DATA FOR PROCESSING:
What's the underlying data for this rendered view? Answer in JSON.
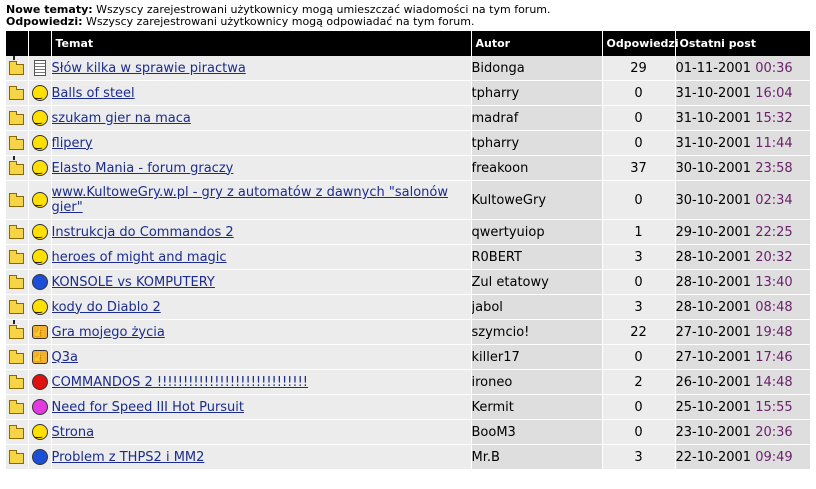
{
  "permissions": {
    "new_topics_label": "Nowe tematy:",
    "new_topics_text": "Wszyscy zarejestrowani użytkownicy mogą umieszczać wiadomości na tym forum.",
    "replies_label": "Odpowiedzi:",
    "replies_text": "Wszyscy zarejestrowani użytkownicy mogą odpowiadać na tym forum."
  },
  "headers": {
    "topic": "Temat",
    "author": "Autor",
    "replies": "Odpowiedzi",
    "last_post": "Ostatni post"
  },
  "rows": [
    {
      "folder": "folder-hot-icon",
      "emoticon": "document-icon",
      "title": "Słów kilka w sprawie piractwa",
      "author": "Bidonga",
      "replies": "29",
      "date": "01-11-2001",
      "time": "00:36"
    },
    {
      "folder": "folder-icon",
      "emoticon": "smile-icon",
      "title": "Balls of steel",
      "author": "tpharry",
      "replies": "0",
      "date": "31-10-2001",
      "time": "16:04"
    },
    {
      "folder": "folder-icon",
      "emoticon": "smile-icon",
      "title": "szukam gier na maca",
      "author": "madraf",
      "replies": "0",
      "date": "31-10-2001",
      "time": "15:32"
    },
    {
      "folder": "folder-icon",
      "emoticon": "smile-icon",
      "title": "flipery",
      "author": "tpharry",
      "replies": "0",
      "date": "31-10-2001",
      "time": "11:44"
    },
    {
      "folder": "folder-hot-icon",
      "emoticon": "smile-icon",
      "title": "Elasto Mania - forum graczy",
      "author": "freakoon",
      "replies": "37",
      "date": "30-10-2001",
      "time": "23:58"
    },
    {
      "folder": "folder-icon",
      "emoticon": "smile-icon",
      "title": "www.KultoweGry.w.pl - gry z automatów z dawnych \"salonów gier\"",
      "author": "KultoweGry",
      "replies": "0",
      "date": "30-10-2001",
      "time": "02:34",
      "tall": true
    },
    {
      "folder": "folder-icon",
      "emoticon": "smile-icon",
      "title": "Instrukcja do Commandos 2",
      "author": "qwertyuiop",
      "replies": "1",
      "date": "29-10-2001",
      "time": "22:25"
    },
    {
      "folder": "folder-icon",
      "emoticon": "smile-icon",
      "title": "heroes of might and magic",
      "author": "R0BERT",
      "replies": "3",
      "date": "28-10-2001",
      "time": "20:32"
    },
    {
      "folder": "folder-icon",
      "emoticon": "question-icon",
      "title": "KONSOLE vs KOMPUTERY",
      "author": "Zul etatowy",
      "replies": "0",
      "date": "28-10-2001",
      "time": "13:40"
    },
    {
      "folder": "folder-icon",
      "emoticon": "smile-icon",
      "title": "kody do Diablo 2",
      "author": "jabol",
      "replies": "3",
      "date": "28-10-2001",
      "time": "08:48"
    },
    {
      "folder": "folder-hot-icon",
      "emoticon": "thumbs-up-icon",
      "title": "Gra mojego życia",
      "author": "szymcio!",
      "replies": "22",
      "date": "27-10-2001",
      "time": "19:48"
    },
    {
      "folder": "folder-icon",
      "emoticon": "thumbs-up-icon",
      "title": "Q3a",
      "author": "killer17",
      "replies": "0",
      "date": "27-10-2001",
      "time": "17:46"
    },
    {
      "folder": "folder-icon",
      "emoticon": "stop-icon",
      "title": "COMMANDOS 2 !!!!!!!!!!!!!!!!!!!!!!!!!!!!!",
      "author": "ironeo",
      "replies": "2",
      "date": "26-10-2001",
      "time": "14:48"
    },
    {
      "folder": "folder-icon",
      "emoticon": "pink-icon",
      "title": "Need for Speed III Hot Pursuit",
      "author": "Kermit",
      "replies": "0",
      "date": "25-10-2001",
      "time": "15:55"
    },
    {
      "folder": "folder-icon",
      "emoticon": "smile-icon",
      "title": "Strona",
      "author": "BooM3",
      "replies": "0",
      "date": "23-10-2001",
      "time": "20:36"
    },
    {
      "folder": "folder-icon",
      "emoticon": "question-icon",
      "title": "Problem z THPS2 i MM2",
      "author": "Mr.B",
      "replies": "3",
      "date": "22-10-2001",
      "time": "09:49"
    }
  ]
}
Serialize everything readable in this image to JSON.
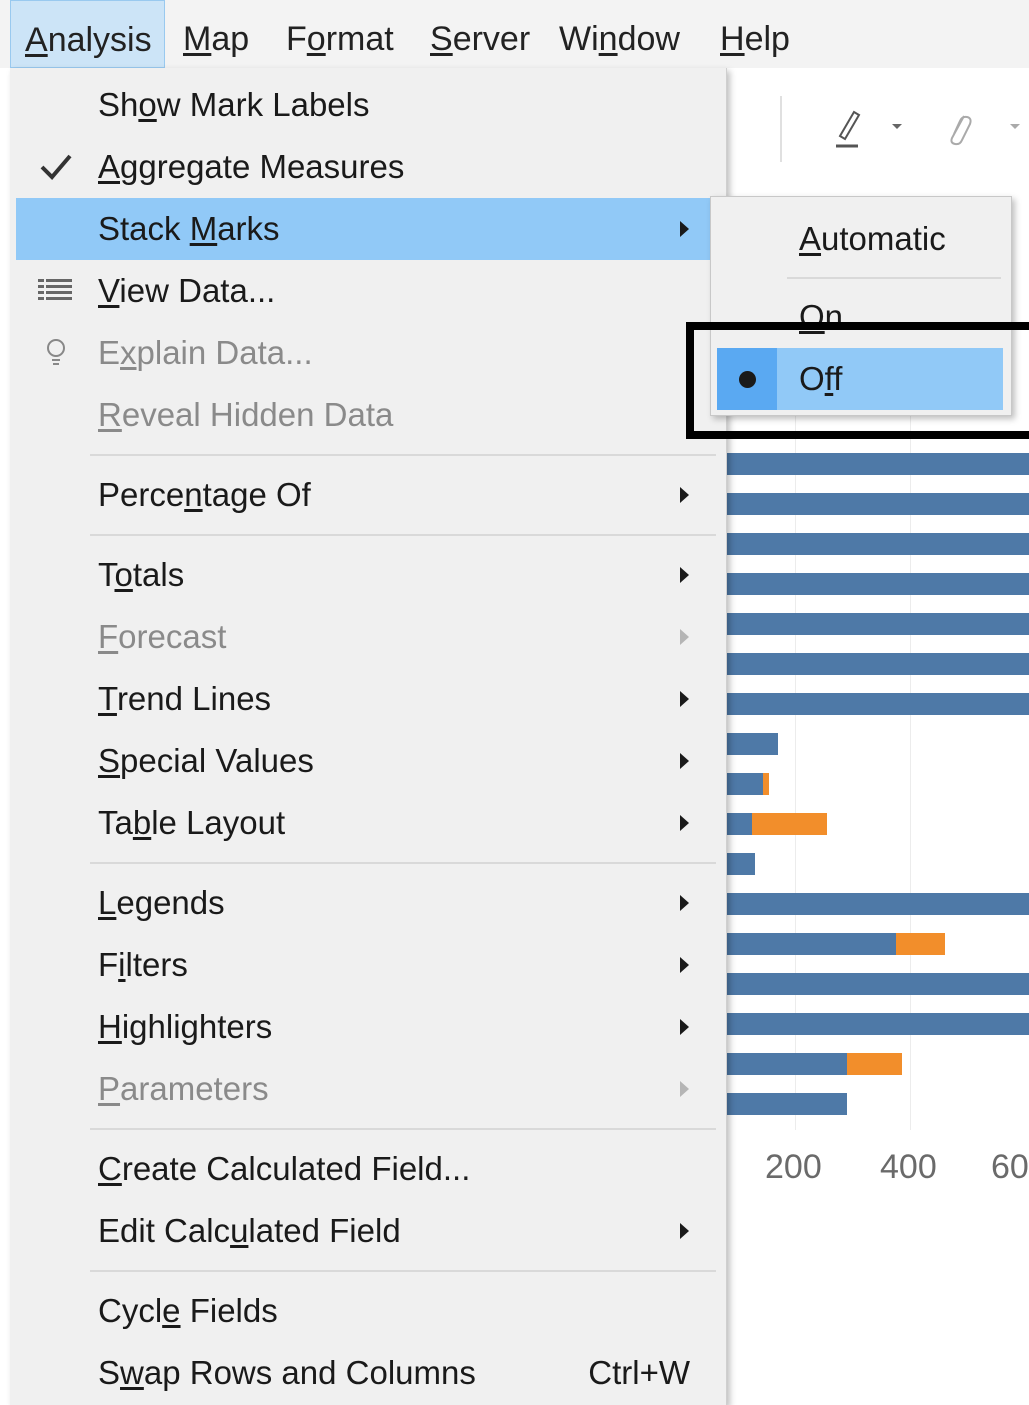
{
  "menubar": {
    "items": [
      {
        "pre": "",
        "ul": "A",
        "post": "nalysis"
      },
      {
        "pre": "",
        "ul": "M",
        "post": "ap"
      },
      {
        "pre": "F",
        "ul": "o",
        "post": "rmat"
      },
      {
        "pre": "",
        "ul": "S",
        "post": "erver"
      },
      {
        "pre": "Wi",
        "ul": "n",
        "post": "dow"
      },
      {
        "pre": "",
        "ul": "H",
        "post": "elp"
      }
    ]
  },
  "menu": {
    "items": [
      {
        "pre": "Sh",
        "ul": "o",
        "post": "w Mark Labels"
      },
      {
        "pre": "",
        "ul": "A",
        "post": "ggregate Measures"
      },
      {
        "pre": "Stack ",
        "ul": "M",
        "post": "arks"
      },
      {
        "pre": "",
        "ul": "V",
        "post": "iew Data..."
      },
      {
        "pre": "E",
        "ul": "x",
        "post": "plain Data..."
      },
      {
        "pre": "",
        "ul": "R",
        "post": "eveal Hidden Data"
      },
      {
        "pre": "Perce",
        "ul": "n",
        "post": "tage Of"
      },
      {
        "pre": "T",
        "ul": "o",
        "post": "tals"
      },
      {
        "pre": "",
        "ul": "F",
        "post": "orecast"
      },
      {
        "pre": "",
        "ul": "T",
        "post": "rend Lines"
      },
      {
        "pre": "",
        "ul": "S",
        "post": "pecial Values"
      },
      {
        "pre": "Ta",
        "ul": "b",
        "post": "le Layout"
      },
      {
        "pre": "",
        "ul": "L",
        "post": "egends"
      },
      {
        "pre": "F",
        "ul": "i",
        "post": "lters"
      },
      {
        "pre": "",
        "ul": "H",
        "post": "ighlighters"
      },
      {
        "pre": "",
        "ul": "P",
        "post": "arameters"
      },
      {
        "pre": "",
        "ul": "C",
        "post": "reate Calculated Field..."
      },
      {
        "pre": "Edit Calc",
        "ul": "u",
        "post": "lated Field"
      },
      {
        "pre": "Cycl",
        "ul": "e",
        "post": " Fields"
      },
      {
        "pre": "S",
        "ul": "w",
        "post": "ap Rows and Columns",
        "shortcut": "Ctrl+W"
      }
    ]
  },
  "submenu": {
    "items": [
      {
        "pre": "",
        "ul": "A",
        "post": "utomatic"
      },
      {
        "pre": "",
        "ul": "O",
        "post": "n"
      },
      {
        "pre": "O",
        "ul": "f",
        "post": "f"
      }
    ]
  },
  "chart": {
    "ticks": [
      "200",
      "400",
      "60"
    ]
  },
  "chart_data": {
    "type": "bar",
    "series_colors": {
      "blue": "#4e79a7",
      "orange": "#f28e2b"
    },
    "visible_bars": [
      {
        "blue": "full"
      },
      {
        "blue": "full"
      },
      {
        "blue": "full"
      },
      {
        "blue": "full"
      },
      {
        "blue": "full"
      },
      {
        "blue": "full"
      },
      {
        "blue": "full"
      },
      {
        "blue": 170
      },
      {
        "blue": 145,
        "orange": 10
      },
      {
        "blue": 125,
        "orange": 130
      },
      {
        "blue": 130
      },
      {
        "blue": "full"
      },
      {
        "blue": 375,
        "orange": 85
      },
      {
        "blue": "full"
      },
      {
        "blue": "full"
      },
      {
        "blue": 290,
        "orange": 95
      },
      {
        "blue": 290
      }
    ]
  },
  "colors": {
    "highlight": "#91c9f7",
    "radio_bg": "#5aa9f2",
    "menu_bg": "#f0f0f0"
  }
}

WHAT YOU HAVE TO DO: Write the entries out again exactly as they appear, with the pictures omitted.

RESULT OF THIS TASK:
What's the underlying data for this rendered view? Answer in JSON.
{
  "permissions": {
    "new_topics_label": "Nowe tematy:",
    "new_topics_text": "Wszyscy zarejestrowani użytkownicy mogą umieszczać wiadomości na tym forum.",
    "replies_label": "Odpowiedzi:",
    "replies_text": "Wszyscy zarejestrowani użytkownicy mogą odpowiadać na tym forum."
  },
  "headers": {
    "topic": "Temat",
    "author": "Autor",
    "replies": "Odpowiedzi",
    "last_post": "Ostatni post"
  },
  "rows": [
    {
      "folder": "folder-hot-icon",
      "emoticon": "document-icon",
      "title": "Słów kilka w sprawie piractwa",
      "author": "Bidonga",
      "replies": "29",
      "date": "01-11-2001",
      "time": "00:36"
    },
    {
      "folder": "folder-icon",
      "emoticon": "smile-icon",
      "title": "Balls of steel",
      "author": "tpharry",
      "replies": "0",
      "date": "31-10-2001",
      "time": "16:04"
    },
    {
      "folder": "folder-icon",
      "emoticon": "smile-icon",
      "title": "szukam gier na maca",
      "author": "madraf",
      "replies": "0",
      "date": "31-10-2001",
      "time": "15:32"
    },
    {
      "folder": "folder-icon",
      "emoticon": "smile-icon",
      "title": "flipery",
      "author": "tpharry",
      "replies": "0",
      "date": "31-10-2001",
      "time": "11:44"
    },
    {
      "folder": "folder-hot-icon",
      "emoticon": "smile-icon",
      "title": "Elasto Mania - forum graczy",
      "author": "freakoon",
      "replies": "37",
      "date": "30-10-2001",
      "time": "23:58"
    },
    {
      "folder": "folder-icon",
      "emoticon": "smile-icon",
      "title": "www.KultoweGry.w.pl - gry z automatów z dawnych \"salonów gier\"",
      "author": "KultoweGry",
      "replies": "0",
      "date": "30-10-2001",
      "time": "02:34",
      "tall": true
    },
    {
      "folder": "folder-icon",
      "emoticon": "smile-icon",
      "title": "Instrukcja do Commandos 2",
      "author": "qwertyuiop",
      "replies": "1",
      "date": "29-10-2001",
      "time": "22:25"
    },
    {
      "folder": "folder-icon",
      "emoticon": "smile-icon",
      "title": "heroes of might and magic",
      "author": "R0BERT",
      "replies": "3",
      "date": "28-10-2001",
      "time": "20:32"
    },
    {
      "folder": "folder-icon",
      "emoticon": "question-icon",
      "title": "KONSOLE vs KOMPUTERY",
      "author": "Zul etatowy",
      "replies": "0",
      "date": "28-10-2001",
      "time": "13:40"
    },
    {
      "folder": "folder-icon",
      "emoticon": "smile-icon",
      "title": "kody do Diablo 2",
      "author": "jabol",
      "replies": "3",
      "date": "28-10-2001",
      "time": "08:48"
    },
    {
      "folder": "folder-hot-icon",
      "emoticon": "thumbs-up-icon",
      "title": "Gra mojego życia",
      "author": "szymcio!",
      "replies": "22",
      "date": "27-10-2001",
      "time": "19:48"
    },
    {
      "folder": "folder-icon",
      "emoticon": "thumbs-up-icon",
      "title": "Q3a",
      "author": "killer17",
      "replies": "0",
      "date": "27-10-2001",
      "time": "17:46"
    },
    {
      "folder": "folder-icon",
      "emoticon": "stop-icon",
      "title": "COMMANDOS 2 !!!!!!!!!!!!!!!!!!!!!!!!!!!!!",
      "author": "ironeo",
      "replies": "2",
      "date": "26-10-2001",
      "time": "14:48"
    },
    {
      "folder": "folder-icon",
      "emoticon": "pink-icon",
      "title": "Need for Speed III Hot Pursuit",
      "author": "Kermit",
      "replies": "0",
      "date": "25-10-2001",
      "time": "15:55"
    },
    {
      "folder": "folder-icon",
      "emoticon": "smile-icon",
      "title": "Strona",
      "author": "BooM3",
      "replies": "0",
      "date": "23-10-2001",
      "time": "20:36"
    },
    {
      "folder": "folder-icon",
      "emoticon": "question-icon",
      "title": "Problem z THPS2 i MM2",
      "author": "Mr.B",
      "replies": "3",
      "date": "22-10-2001",
      "time": "09:49"
    }
  ]
}
Serialize everything readable in this image to JSON.
{
  "menubar": {
    "items": [
      {
        "pre": "",
        "ul": "A",
        "post": "nalysis"
      },
      {
        "pre": "",
        "ul": "M",
        "post": "ap"
      },
      {
        "pre": "F",
        "ul": "o",
        "post": "rmat"
      },
      {
        "pre": "",
        "ul": "S",
        "post": "erver"
      },
      {
        "pre": "Wi",
        "ul": "n",
        "post": "dow"
      },
      {
        "pre": "",
        "ul": "H",
        "post": "elp"
      }
    ]
  },
  "menu": {
    "items": [
      {
        "pre": "Sh",
        "ul": "o",
        "post": "w Mark Labels"
      },
      {
        "pre": "",
        "ul": "A",
        "post": "ggregate Measures"
      },
      {
        "pre": "Stack ",
        "ul": "M",
        "post": "arks"
      },
      {
        "pre": "",
        "ul": "V",
        "post": "iew Data..."
      },
      {
        "pre": "E",
        "ul": "x",
        "post": "plain Data..."
      },
      {
        "pre": "",
        "ul": "R",
        "post": "eveal Hidden Data"
      },
      {
        "pre": "Perce",
        "ul": "n",
        "post": "tage Of"
      },
      {
        "pre": "T",
        "ul": "o",
        "post": "tals"
      },
      {
        "pre": "",
        "ul": "F",
        "post": "orecast"
      },
      {
        "pre": "",
        "ul": "T",
        "post": "rend Lines"
      },
      {
        "pre": "",
        "ul": "S",
        "post": "pecial Values"
      },
      {
        "pre": "Ta",
        "ul": "b",
        "post": "le Layout"
      },
      {
        "pre": "",
        "ul": "L",
        "post": "egends"
      },
      {
        "pre": "F",
        "ul": "i",
        "post": "lters"
      },
      {
        "pre": "",
        "ul": "H",
        "post": "ighlighters"
      },
      {
        "pre": "",
        "ul": "P",
        "post": "arameters"
      },
      {
        "pre": "",
        "ul": "C",
        "post": "reate Calculated Field..."
      },
      {
        "pre": "Edit Calc",
        "ul": "u",
        "post": "lated Field"
      },
      {
        "pre": "Cycl",
        "ul": "e",
        "post": " Fields"
      },
      {
        "pre": "S",
        "ul": "w",
        "post": "ap Rows and Columns",
        "shortcut": "Ctrl+W"
      }
    ]
  },
  "submenu": {
    "items": [
      {
        "pre": "",
        "ul": "A",
        "post": "utomatic"
      },
      {
        "pre": "",
        "ul": "O",
        "post": "n"
      },
      {
        "pre": "O",
        "ul": "f",
        "post": "f"
      }
    ]
  },
  "chart": {
    "ticks": [
      "200",
      "400",
      "60"
    ]
  },
  "chart_data": {
    "type": "bar",
    "series_colors": {
      "blue": "#4e79a7",
      "orange": "#f28e2b"
    },
    "visible_bars": [
      {
        "blue": "full"
      },
      {
        "blue": "full"
      },
      {
        "blue": "full"
      },
      {
        "blue": "full"
      },
      {
        "blue": "full"
      },
      {
        "blue": "full"
      },
      {
        "blue": "full"
      },
      {
        "blue": 170
      },
      {
        "blue": 145,
        "orange": 10
      },
      {
        "blue": 125,
        "orange": 130
      },
      {
        "blue": 130
      },
      {
        "blue": "full"
      },
      {
        "blue": 375,
        "orange": 85
      },
      {
        "blue": "full"
      },
      {
        "blue": "full"
      },
      {
        "blue": 290,
        "orange": 95
      },
      {
        "blue": 290
      }
    ]
  },
  "colors": {
    "highlight": "#91c9f7",
    "radio_bg": "#5aa9f2",
    "menu_bg": "#f0f0f0"
  }
}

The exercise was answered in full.